The Occupy DC encampment at McPherson Square is just a couple blocks from my office. I had a late (for DC) event across town that let out around 9:30 last night and, despite a bit of ill-founded trepidation about doing so in the official uniform of The Man, walked through the encampment on the way back to get my car. It was pretty much what I expected: 20-somethings playing Hacky Sack, various small groups sitting around chatting, three or four people half-heartedly playing bongos, a couple of really strange looking people in costumes, a couple more with the requisite double nose rings, and a handful of homeless people who would otherwise have had the park to themselves but hopefully got some free food for their trouble.

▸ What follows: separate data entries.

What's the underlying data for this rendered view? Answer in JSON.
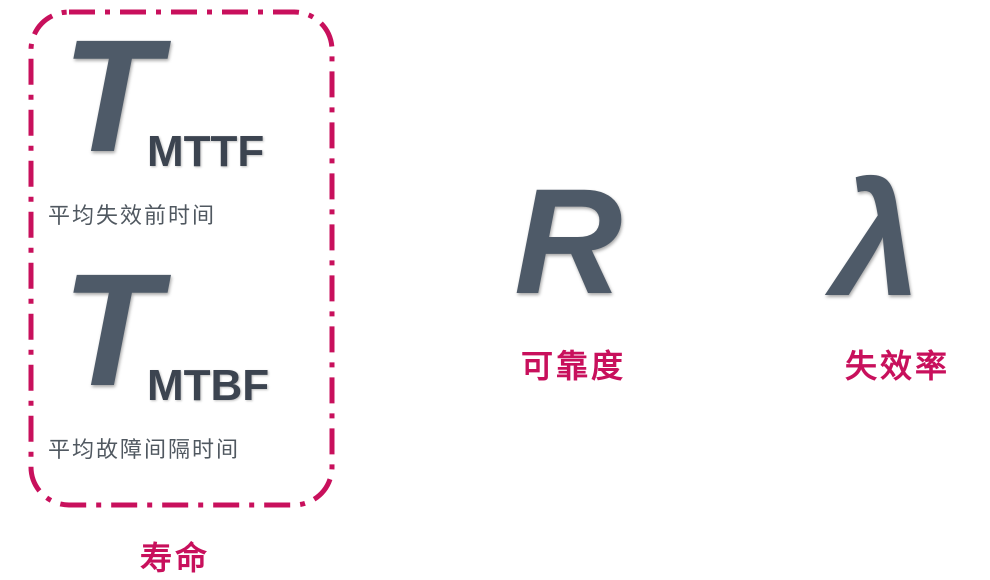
{
  "colors": {
    "accent": "#c8105c",
    "symbol": "#4e5a68",
    "subscript": "#3c4450",
    "description": "#505860"
  },
  "lifetime_group": {
    "mttf": {
      "symbol": "T",
      "subscript": "MTTF",
      "description": "平均失效前时间"
    },
    "mtbf": {
      "symbol": "T",
      "subscript": "MTBF",
      "description": "平均故障间隔时间"
    },
    "label": "寿命"
  },
  "reliability": {
    "symbol": "R",
    "label": "可靠度"
  },
  "failure_rate": {
    "symbol": "λ",
    "label": "失效率"
  }
}
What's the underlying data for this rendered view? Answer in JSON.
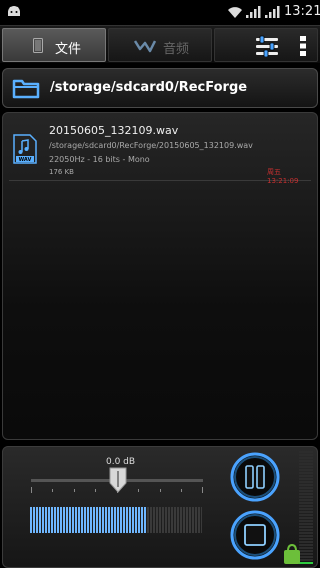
{
  "status_bar": {
    "time": "13:21",
    "icons": [
      "android-icon",
      "wifi-icon",
      "signal-icon",
      "signal-icon"
    ]
  },
  "tabs": [
    {
      "label": "文件",
      "icon": "file-icon",
      "active": true
    },
    {
      "label": "音频",
      "icon": "waveform-icon",
      "active": false
    }
  ],
  "toolbar": {
    "equalizer_icon": "equalizer-icon",
    "overflow_icon": "overflow-menu-icon"
  },
  "path_bar": {
    "icon": "folder-icon",
    "path": "/storage/sdcard0/RecForge"
  },
  "files": [
    {
      "name": "20150605_132109.wav",
      "path": "/storage/sdcard0/RecForge/20150605_132109.wav",
      "info": "22050Hz - 16 bits - Mono",
      "size": "176 KB",
      "date": "周五 13:21:09",
      "icon": "wav-file-icon"
    }
  ],
  "controls": {
    "gain_label": "0.0 dB",
    "gain_level": 0.5,
    "input_level": 0.67,
    "vu_level": 0.05,
    "pause_icon": "pause-icon",
    "stop_icon": "stop-icon"
  },
  "colors": {
    "accent_blue": "#4aa3ff",
    "meter_blue": "#6fb7ff",
    "date_red": "#c83030",
    "vu_green": "#2ecc40"
  }
}
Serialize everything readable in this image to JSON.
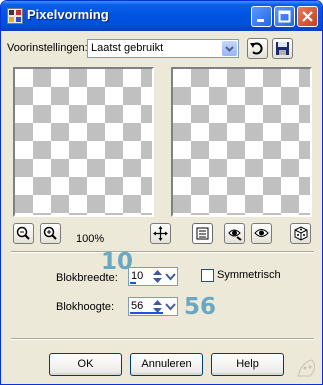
{
  "window": {
    "title": "Pixelvorming"
  },
  "presets": {
    "label": "Voorinstellingen:",
    "value": "Laatst gebruikt"
  },
  "zoom": {
    "level": "100%"
  },
  "block_width": {
    "label": "Blokbreedte:",
    "value": "10",
    "display": "10"
  },
  "block_height": {
    "label": "Blokhoogte:",
    "value": "56",
    "display": "56"
  },
  "symmetric": {
    "label": "Symmetrisch",
    "checked": false
  },
  "buttons": {
    "ok": "OK",
    "cancel": "Annuleren",
    "help": "Help"
  },
  "icons": {
    "preset_load": "reset-arrow-icon",
    "preset_save": "floppy-save-icon",
    "zoom_out": "zoom-out-icon",
    "zoom_in": "zoom-in-icon",
    "pan": "move-icon",
    "toggle_preview": "preview-toggle-icon",
    "proof_auto": "auto-proof-icon",
    "proof": "proof-eye-icon",
    "randomize": "dice-icon"
  }
}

The only thing that surprised me slightly was a tent with a Ron Paul sign. Everything was perfectly peaceful and, given that it had been raining most of the day and the encampment has been in a small area for a couple weeks now, in reasonably good order.
The “occupy” part of the movement will almost surely go away soon. It’s already getting too cold to camp out in DC and New York and it’ll get dangerous to do it within a month. Maybe most of the folks will just show up for daytime rallies and go home. Maybe a few weeks or months of commiserating with others who have similar–and not so similar–grievances will end most people’s motivation for active protest.
These protests have altered the national conversation, at least for a bit. While income inequality and related issues has been a steady topic of conversation in wonky blog circles for quite some time, it’s been at best peripheral to the political debates in Washington. But successful movements–women’s suffrage, civil rights for blacks, Solidarity, gay rights, etc.–have typically honed in on a more precise policy demand than ”SHIT IS FUCKED UP AND BULLSHIT.”
To the extent Occupy turns into an effective tool for political change, then, what policy objectives will they hone in on? Presumably, not legalizing weed, ending the tyranny of the necktie, or bringing back “Arrested Development.” So, what? Ending the Bush tax cuts? Raising estate taxes? Closing the “carried interest” loophole? Those would go some way to leveling the playing field and redistributing wealth but they seem like awfully small beer.